When VHS tapes started selling, it was such a big change. Now you could purchase a movie to watch anytime you wanted to However VHS tapes were fairly expensive and fragile, if played over and over again, they would wear out and break easily. Storing them was a hassle, since they took up a lot of space. Plus, there were a lot of movies you may want to see once, but had no reason to keep them. This is the time when the video rental places like Blockbuster began to prosper, it allowed the consumer to rent a movie at anytime. Unfortunately it wasn’t always the movie the consumer actually wanted to see. The movies that were available to the average consumer was limited by the size and choices of their local video store.

When the DVD came along it did solve a couple of the problems that consumers had with VHS tapes, it was easier to store, it lasted longer. DVDs if properly cared for do last much longer the VHS tapes, but lets face most of us have a few scratch disk just to remind us how fragile and expensive they were Which meant that the local brick and mortar video store like Blockbuster still seem to make sense business wise. Then in 1997 Netflix came into being and turned the video rental world upside down. Marc Randolph and Reed Hasting the founders of Netflix realized that DVDs could be easily and cheaply shipped by mail. What DVDs were available was no longer limited by the size of the local video store. As longer as the movie was available for distribution, then any Netflix member could have a DVD within 3 business days. Plus early in its existence Netflix got rid of late fees, something that consumers hated about Blockbuster. Still you had to wait 3 days to get a new video from Netflix, while a video from Blockbuster was available at anytime as long as the store was open. This meant that for most consumers especially those with children Blockbuster was still the first option. It was however an option that had reached its peak and was on the decline. Blockbuster, unfortunately thought that DVDs by mail was the future, when in reality that method had already started on its downward trend,by the time they embraced it.

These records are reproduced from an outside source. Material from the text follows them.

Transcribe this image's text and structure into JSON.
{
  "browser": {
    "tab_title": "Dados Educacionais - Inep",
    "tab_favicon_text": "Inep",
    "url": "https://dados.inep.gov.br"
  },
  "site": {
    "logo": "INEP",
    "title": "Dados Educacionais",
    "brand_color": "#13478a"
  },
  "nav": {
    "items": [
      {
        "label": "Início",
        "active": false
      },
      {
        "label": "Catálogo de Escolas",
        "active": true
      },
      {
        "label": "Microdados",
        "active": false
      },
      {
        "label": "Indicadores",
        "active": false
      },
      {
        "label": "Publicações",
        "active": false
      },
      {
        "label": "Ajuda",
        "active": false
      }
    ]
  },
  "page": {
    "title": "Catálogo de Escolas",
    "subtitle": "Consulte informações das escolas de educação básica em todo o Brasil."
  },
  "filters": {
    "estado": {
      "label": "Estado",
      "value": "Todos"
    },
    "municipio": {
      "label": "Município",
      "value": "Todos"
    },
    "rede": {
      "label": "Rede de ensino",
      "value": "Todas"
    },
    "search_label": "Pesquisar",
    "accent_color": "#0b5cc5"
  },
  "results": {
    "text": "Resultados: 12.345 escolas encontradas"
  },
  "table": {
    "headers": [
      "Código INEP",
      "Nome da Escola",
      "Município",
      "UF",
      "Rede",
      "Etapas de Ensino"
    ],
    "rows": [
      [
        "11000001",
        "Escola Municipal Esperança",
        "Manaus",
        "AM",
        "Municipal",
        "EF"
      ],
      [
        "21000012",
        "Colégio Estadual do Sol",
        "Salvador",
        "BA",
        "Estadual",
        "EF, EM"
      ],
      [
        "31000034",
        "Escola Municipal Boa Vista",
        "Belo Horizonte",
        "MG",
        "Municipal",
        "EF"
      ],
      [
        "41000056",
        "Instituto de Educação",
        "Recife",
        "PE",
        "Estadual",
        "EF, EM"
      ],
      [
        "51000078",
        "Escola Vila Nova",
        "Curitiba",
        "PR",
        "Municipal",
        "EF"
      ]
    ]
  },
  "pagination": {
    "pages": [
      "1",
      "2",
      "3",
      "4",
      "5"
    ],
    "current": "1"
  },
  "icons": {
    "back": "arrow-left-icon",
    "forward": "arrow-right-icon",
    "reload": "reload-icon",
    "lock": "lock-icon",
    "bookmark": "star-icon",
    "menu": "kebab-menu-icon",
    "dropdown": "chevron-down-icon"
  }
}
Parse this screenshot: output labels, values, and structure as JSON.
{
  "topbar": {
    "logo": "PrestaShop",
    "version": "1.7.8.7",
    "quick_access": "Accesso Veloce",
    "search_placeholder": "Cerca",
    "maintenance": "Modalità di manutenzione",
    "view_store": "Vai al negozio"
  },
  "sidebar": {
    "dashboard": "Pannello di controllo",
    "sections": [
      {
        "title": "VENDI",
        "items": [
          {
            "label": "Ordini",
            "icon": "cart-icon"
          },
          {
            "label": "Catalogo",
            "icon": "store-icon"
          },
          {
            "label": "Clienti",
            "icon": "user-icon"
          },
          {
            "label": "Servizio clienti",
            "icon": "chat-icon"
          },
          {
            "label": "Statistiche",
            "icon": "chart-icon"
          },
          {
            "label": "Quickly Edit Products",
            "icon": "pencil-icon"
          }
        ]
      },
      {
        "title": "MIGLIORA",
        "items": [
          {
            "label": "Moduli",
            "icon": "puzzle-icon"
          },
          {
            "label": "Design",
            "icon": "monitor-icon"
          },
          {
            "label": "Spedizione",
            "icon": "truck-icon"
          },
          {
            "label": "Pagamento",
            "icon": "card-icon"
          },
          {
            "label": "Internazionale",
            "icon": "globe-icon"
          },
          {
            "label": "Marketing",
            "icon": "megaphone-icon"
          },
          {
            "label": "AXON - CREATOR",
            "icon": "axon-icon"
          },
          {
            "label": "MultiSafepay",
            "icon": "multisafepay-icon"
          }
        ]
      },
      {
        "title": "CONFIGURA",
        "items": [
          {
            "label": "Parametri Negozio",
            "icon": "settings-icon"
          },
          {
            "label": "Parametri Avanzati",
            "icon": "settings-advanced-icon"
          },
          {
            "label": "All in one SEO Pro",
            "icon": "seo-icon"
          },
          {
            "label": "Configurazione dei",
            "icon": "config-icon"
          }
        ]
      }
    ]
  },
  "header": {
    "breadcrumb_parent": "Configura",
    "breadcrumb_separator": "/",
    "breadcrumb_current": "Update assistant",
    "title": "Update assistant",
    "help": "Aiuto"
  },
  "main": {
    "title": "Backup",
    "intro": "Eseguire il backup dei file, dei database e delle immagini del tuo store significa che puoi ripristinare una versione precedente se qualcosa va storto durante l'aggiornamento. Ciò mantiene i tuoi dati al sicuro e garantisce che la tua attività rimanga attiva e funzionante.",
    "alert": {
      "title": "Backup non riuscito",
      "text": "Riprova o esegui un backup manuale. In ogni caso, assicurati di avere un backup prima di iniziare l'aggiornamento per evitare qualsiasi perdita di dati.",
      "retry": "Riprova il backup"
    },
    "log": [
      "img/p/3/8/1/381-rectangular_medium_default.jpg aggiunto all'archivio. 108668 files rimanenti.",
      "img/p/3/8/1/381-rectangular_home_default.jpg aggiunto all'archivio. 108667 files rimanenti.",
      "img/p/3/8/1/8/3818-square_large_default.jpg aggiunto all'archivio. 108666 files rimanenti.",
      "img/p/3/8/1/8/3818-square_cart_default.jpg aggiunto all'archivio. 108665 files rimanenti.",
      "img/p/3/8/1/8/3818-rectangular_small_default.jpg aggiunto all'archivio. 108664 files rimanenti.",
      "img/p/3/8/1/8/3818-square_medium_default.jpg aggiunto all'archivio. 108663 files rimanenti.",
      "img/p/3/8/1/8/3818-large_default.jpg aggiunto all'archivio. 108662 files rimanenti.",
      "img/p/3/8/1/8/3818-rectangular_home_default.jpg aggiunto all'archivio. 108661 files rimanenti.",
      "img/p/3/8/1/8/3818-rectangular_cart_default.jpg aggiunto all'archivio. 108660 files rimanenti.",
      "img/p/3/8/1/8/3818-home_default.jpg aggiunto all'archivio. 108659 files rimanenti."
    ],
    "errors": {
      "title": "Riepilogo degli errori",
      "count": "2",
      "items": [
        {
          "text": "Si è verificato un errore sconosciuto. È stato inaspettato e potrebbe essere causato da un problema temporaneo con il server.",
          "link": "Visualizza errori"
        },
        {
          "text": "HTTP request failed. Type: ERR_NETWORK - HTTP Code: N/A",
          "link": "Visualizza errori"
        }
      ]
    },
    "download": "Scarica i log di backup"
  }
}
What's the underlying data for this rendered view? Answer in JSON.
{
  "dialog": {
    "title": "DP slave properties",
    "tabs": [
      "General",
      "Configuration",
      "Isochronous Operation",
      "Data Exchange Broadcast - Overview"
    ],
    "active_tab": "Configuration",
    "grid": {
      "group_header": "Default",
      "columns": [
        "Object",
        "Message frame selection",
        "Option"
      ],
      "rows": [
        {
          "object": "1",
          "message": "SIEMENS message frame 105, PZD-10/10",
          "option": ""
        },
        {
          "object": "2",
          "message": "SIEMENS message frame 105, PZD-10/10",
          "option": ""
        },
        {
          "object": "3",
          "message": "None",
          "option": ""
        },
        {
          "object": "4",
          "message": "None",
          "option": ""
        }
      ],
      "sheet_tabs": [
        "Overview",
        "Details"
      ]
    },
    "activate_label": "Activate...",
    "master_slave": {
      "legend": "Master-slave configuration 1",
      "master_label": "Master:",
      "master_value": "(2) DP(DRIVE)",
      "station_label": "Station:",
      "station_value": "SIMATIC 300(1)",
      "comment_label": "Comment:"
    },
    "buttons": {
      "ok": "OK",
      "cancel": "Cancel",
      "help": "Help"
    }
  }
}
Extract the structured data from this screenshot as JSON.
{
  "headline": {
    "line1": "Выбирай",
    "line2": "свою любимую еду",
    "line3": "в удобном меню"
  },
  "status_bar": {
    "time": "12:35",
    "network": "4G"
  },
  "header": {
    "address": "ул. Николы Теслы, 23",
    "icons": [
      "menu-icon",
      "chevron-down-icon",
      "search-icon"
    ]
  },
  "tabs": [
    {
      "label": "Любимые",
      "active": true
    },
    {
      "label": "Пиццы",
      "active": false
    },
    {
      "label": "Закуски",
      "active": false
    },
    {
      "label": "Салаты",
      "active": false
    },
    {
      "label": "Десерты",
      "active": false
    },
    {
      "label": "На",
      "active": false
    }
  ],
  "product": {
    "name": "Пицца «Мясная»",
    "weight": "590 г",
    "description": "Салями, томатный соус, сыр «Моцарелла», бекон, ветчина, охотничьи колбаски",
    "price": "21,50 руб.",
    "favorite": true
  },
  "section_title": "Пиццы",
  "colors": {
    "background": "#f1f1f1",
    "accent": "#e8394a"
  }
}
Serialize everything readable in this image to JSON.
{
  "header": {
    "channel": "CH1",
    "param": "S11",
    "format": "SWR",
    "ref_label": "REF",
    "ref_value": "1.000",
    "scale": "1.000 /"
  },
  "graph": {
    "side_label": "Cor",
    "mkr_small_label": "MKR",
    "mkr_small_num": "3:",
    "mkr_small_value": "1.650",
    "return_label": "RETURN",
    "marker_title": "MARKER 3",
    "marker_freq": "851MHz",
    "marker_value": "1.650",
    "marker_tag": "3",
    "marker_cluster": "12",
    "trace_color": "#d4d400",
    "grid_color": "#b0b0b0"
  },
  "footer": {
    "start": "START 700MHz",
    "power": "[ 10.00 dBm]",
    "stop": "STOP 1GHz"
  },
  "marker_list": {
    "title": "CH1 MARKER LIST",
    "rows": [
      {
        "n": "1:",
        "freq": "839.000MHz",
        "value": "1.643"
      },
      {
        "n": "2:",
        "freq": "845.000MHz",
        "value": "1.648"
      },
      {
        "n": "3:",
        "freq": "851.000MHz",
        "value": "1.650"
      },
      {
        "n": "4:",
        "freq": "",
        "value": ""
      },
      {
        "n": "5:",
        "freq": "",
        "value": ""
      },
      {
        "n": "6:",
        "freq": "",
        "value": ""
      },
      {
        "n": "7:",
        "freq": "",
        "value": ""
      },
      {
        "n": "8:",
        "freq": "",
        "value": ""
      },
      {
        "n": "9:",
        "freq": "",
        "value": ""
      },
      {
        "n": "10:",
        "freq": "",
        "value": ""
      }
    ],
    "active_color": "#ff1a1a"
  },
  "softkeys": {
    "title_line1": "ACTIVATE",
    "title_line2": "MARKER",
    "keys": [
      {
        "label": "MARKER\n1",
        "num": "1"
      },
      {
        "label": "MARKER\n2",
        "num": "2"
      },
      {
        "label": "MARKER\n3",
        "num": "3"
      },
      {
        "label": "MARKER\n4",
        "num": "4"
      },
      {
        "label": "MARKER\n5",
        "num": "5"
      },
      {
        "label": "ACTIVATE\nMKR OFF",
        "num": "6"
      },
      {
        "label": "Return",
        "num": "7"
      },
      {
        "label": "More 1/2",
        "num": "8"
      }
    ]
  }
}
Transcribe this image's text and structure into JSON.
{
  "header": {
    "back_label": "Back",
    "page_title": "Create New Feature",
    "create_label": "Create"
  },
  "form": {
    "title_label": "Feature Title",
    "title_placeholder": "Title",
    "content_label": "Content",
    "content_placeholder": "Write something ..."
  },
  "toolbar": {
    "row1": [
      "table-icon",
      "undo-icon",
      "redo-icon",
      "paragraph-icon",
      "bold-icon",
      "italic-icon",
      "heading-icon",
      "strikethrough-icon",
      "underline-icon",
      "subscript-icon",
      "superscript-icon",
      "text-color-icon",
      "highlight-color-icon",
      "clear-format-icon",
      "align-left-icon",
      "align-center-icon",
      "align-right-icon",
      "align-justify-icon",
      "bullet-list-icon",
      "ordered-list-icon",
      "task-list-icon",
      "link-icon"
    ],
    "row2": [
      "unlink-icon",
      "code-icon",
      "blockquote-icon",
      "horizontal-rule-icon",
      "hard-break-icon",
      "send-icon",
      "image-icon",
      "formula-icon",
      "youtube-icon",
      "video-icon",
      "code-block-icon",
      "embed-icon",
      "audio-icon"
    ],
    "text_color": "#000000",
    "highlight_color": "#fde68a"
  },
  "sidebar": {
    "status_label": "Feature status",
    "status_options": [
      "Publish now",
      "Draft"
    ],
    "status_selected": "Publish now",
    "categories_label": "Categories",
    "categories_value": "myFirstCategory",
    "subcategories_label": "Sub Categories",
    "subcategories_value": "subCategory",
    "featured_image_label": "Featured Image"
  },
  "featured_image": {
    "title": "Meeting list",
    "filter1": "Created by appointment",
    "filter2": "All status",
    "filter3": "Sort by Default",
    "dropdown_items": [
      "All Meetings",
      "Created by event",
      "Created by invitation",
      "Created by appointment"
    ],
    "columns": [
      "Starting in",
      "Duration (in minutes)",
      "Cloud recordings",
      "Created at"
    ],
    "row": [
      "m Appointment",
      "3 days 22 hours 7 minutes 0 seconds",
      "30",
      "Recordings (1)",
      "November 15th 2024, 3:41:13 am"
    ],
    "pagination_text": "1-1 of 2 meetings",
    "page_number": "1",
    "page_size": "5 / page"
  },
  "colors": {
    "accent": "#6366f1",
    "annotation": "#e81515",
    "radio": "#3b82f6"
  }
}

What Blockbuster never saw coming, was the effect high speed broadband and the integration of the computer and the TV would have on the industry. High speed broadband means that both streaming and downloading movies over the Internet are now not only possible, but also practical. Also companies like Apple, TiVo, Roku and Microsoft are now offering easy ways for consumers to view downloaded or streaming video on their TV’s. Netflix caught on to this almost immediately and started offering the ability to stream a movie to your computer or set top box along with renting a physical copy. Adding to the pressure against Blockbuster were companies like Apple and Amazon which offer the ability to download movies for viewing at anytime. The final nail in Blockbuster coffin was the explosive popularity of the smartphone market starting with the Iphone and faster more reliable mobile networking. This meant that people could watch a streaming or downloaded video in the palm of their hands at a touch of a button. Blockbuster was clearly unable to change with the times and bankruptcy is the result.